• Exercise directions: Print every line of the material below exactly as it stands, but omit the pictures.

=== Section Start ===

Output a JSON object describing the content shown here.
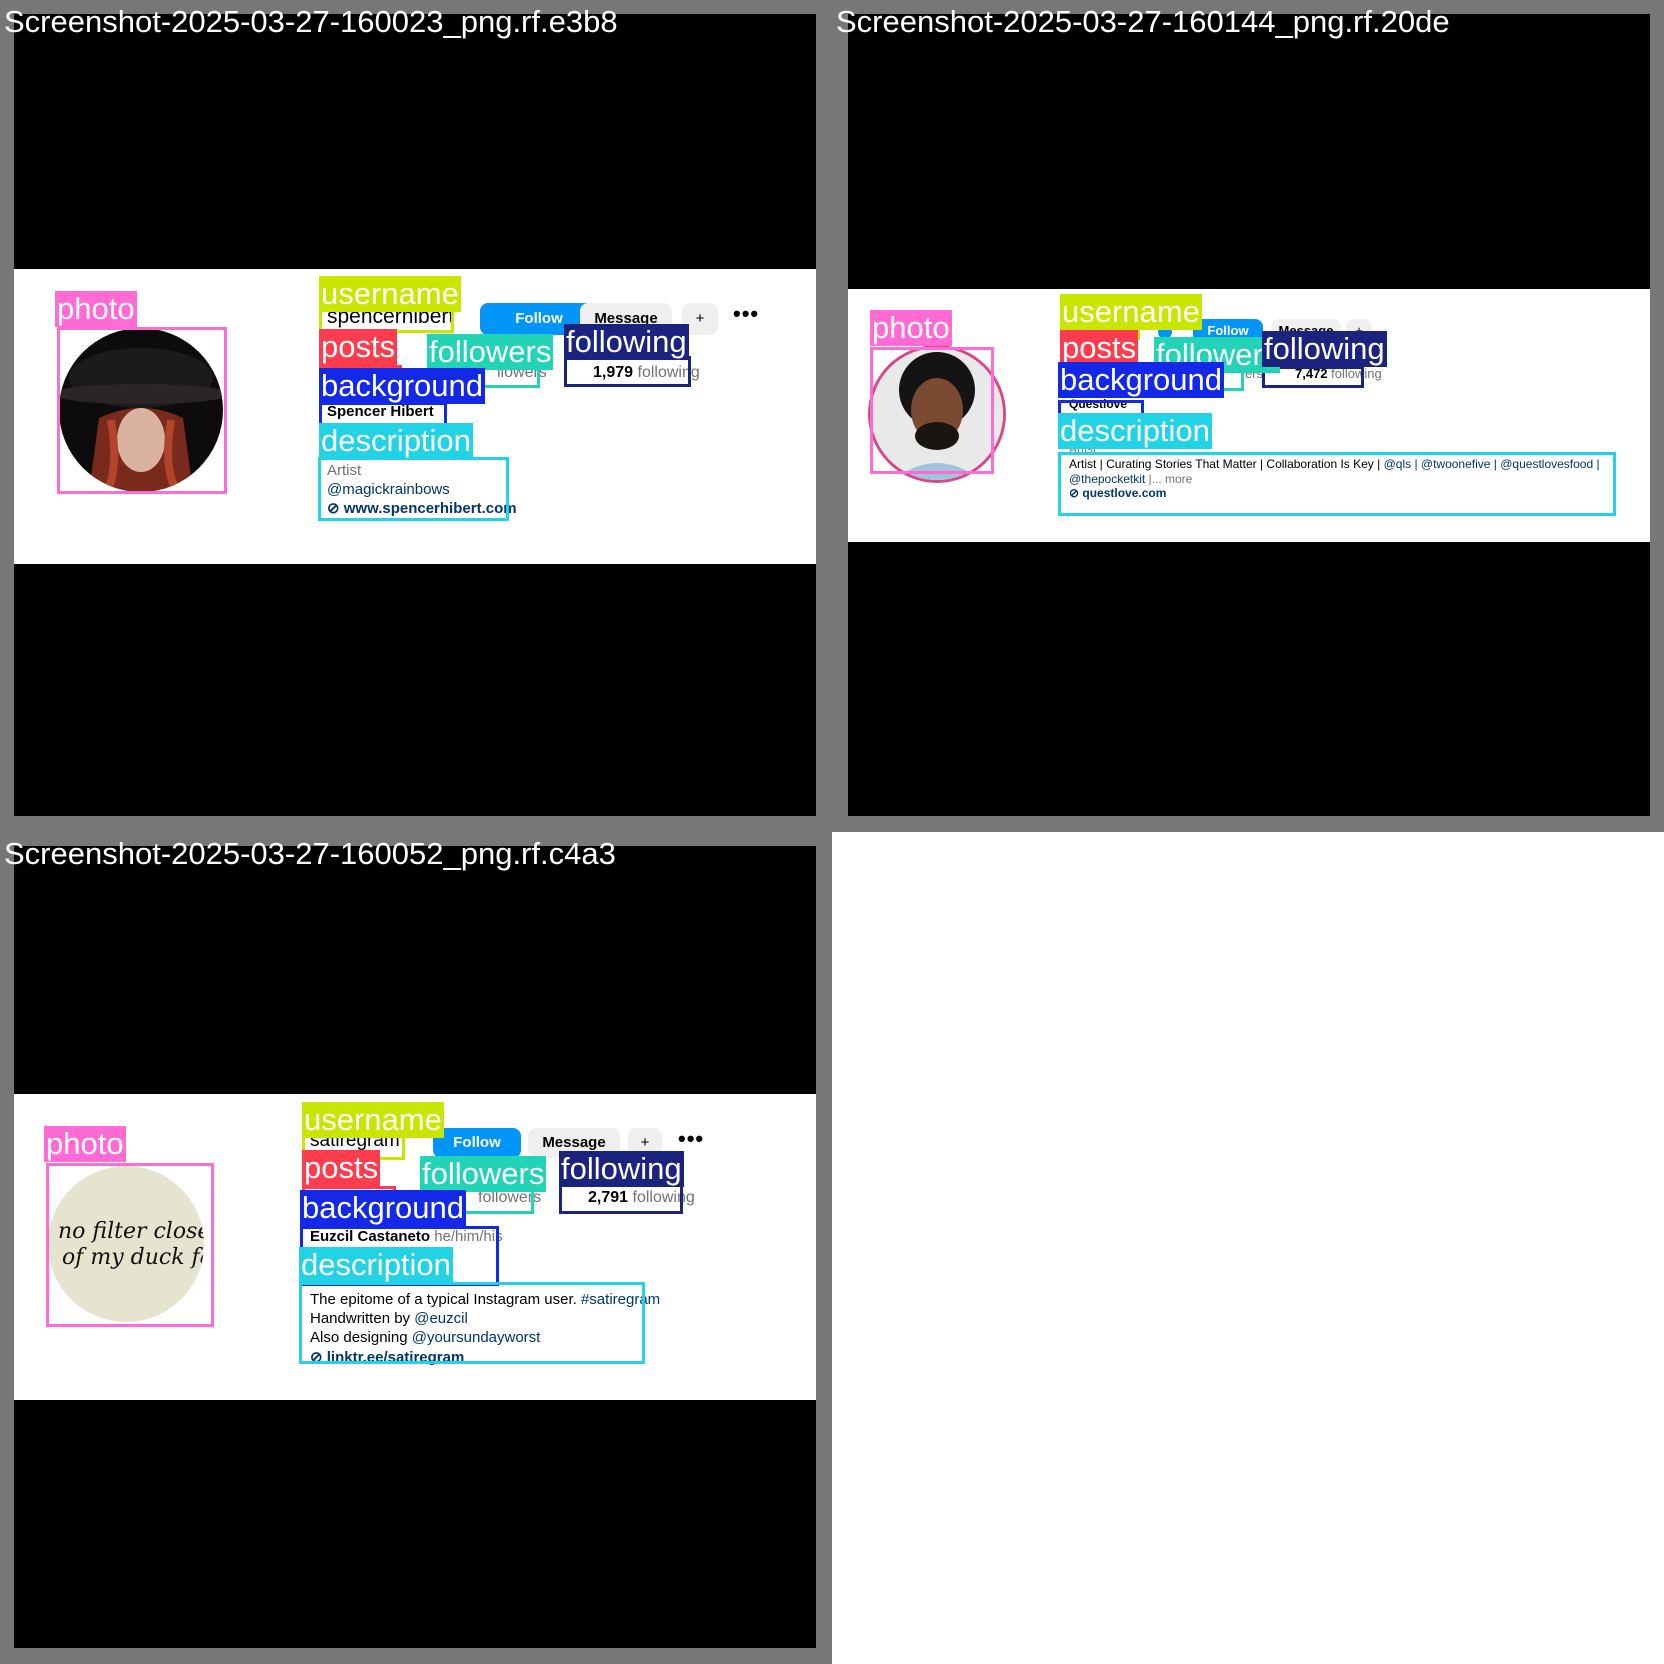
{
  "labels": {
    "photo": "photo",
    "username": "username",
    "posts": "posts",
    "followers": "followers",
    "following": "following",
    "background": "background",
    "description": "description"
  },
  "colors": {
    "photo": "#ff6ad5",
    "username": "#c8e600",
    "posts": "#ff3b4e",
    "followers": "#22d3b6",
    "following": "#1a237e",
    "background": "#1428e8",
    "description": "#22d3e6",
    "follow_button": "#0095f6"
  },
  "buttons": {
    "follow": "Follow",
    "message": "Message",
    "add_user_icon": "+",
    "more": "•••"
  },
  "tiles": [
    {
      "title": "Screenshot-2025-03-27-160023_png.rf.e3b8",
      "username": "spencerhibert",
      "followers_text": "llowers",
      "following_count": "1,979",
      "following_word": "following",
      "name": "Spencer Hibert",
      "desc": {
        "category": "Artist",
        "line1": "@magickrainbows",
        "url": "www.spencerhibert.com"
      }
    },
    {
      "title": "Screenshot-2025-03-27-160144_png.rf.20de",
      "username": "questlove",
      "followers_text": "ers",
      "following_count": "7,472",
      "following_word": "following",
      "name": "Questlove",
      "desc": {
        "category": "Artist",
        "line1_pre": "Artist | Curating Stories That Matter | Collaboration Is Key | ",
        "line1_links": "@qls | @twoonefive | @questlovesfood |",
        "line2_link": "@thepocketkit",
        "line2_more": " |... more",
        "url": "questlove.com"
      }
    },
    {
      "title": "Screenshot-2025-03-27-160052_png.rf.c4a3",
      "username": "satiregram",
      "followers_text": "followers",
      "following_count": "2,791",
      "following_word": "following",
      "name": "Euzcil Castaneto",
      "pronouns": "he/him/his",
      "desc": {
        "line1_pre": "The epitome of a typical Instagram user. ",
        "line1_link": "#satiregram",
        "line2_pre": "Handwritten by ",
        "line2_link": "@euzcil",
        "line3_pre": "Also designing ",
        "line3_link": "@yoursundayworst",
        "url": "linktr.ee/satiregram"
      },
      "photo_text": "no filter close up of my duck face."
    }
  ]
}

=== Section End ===

• Solution to this task:
Output a JSON object describing the content shown here.
{
  "labels": {
    "photo": "photo",
    "username": "username",
    "posts": "posts",
    "followers": "followers",
    "following": "following",
    "background": "background",
    "description": "description"
  },
  "colors": {
    "photo": "#ff6ad5",
    "username": "#c8e600",
    "posts": "#ff3b4e",
    "followers": "#22d3b6",
    "following": "#1a237e",
    "background": "#1428e8",
    "description": "#22d3e6",
    "follow_button": "#0095f6"
  },
  "buttons": {
    "follow": "Follow",
    "message": "Message",
    "add_user_icon": "+",
    "more": "•••"
  },
  "tiles": [
    {
      "title": "Screenshot-2025-03-27-160023_png.rf.e3b8",
      "username": "spencerhibert",
      "followers_text": "llowers",
      "following_count": "1,979",
      "following_word": "following",
      "name": "Spencer Hibert",
      "desc": {
        "category": "Artist",
        "line1": "@magickrainbows",
        "url": "www.spencerhibert.com"
      }
    },
    {
      "title": "Screenshot-2025-03-27-160144_png.rf.20de",
      "username": "questlove",
      "followers_text": "ers",
      "following_count": "7,472",
      "following_word": "following",
      "name": "Questlove",
      "desc": {
        "category": "Artist",
        "line1_pre": "Artist | Curating Stories That Matter | Collaboration Is Key | ",
        "line1_links": "@qls | @twoonefive | @questlovesfood |",
        "line2_link": "@thepocketkit",
        "line2_more": " |... more",
        "url": "questlove.com"
      }
    },
    {
      "title": "Screenshot-2025-03-27-160052_png.rf.c4a3",
      "username": "satiregram",
      "followers_text": "followers",
      "following_count": "2,791",
      "following_word": "following",
      "name": "Euzcil Castaneto",
      "pronouns": "he/him/his",
      "desc": {
        "line1_pre": "The epitome of a typical Instagram user. ",
        "line1_link": "#satiregram",
        "line2_pre": "Handwritten by ",
        "line2_link": "@euzcil",
        "line3_pre": "Also designing ",
        "line3_link": "@yoursundayworst",
        "url": "linktr.ee/satiregram"
      },
      "photo_text": "no filter close up of my duck face."
    }
  ]
}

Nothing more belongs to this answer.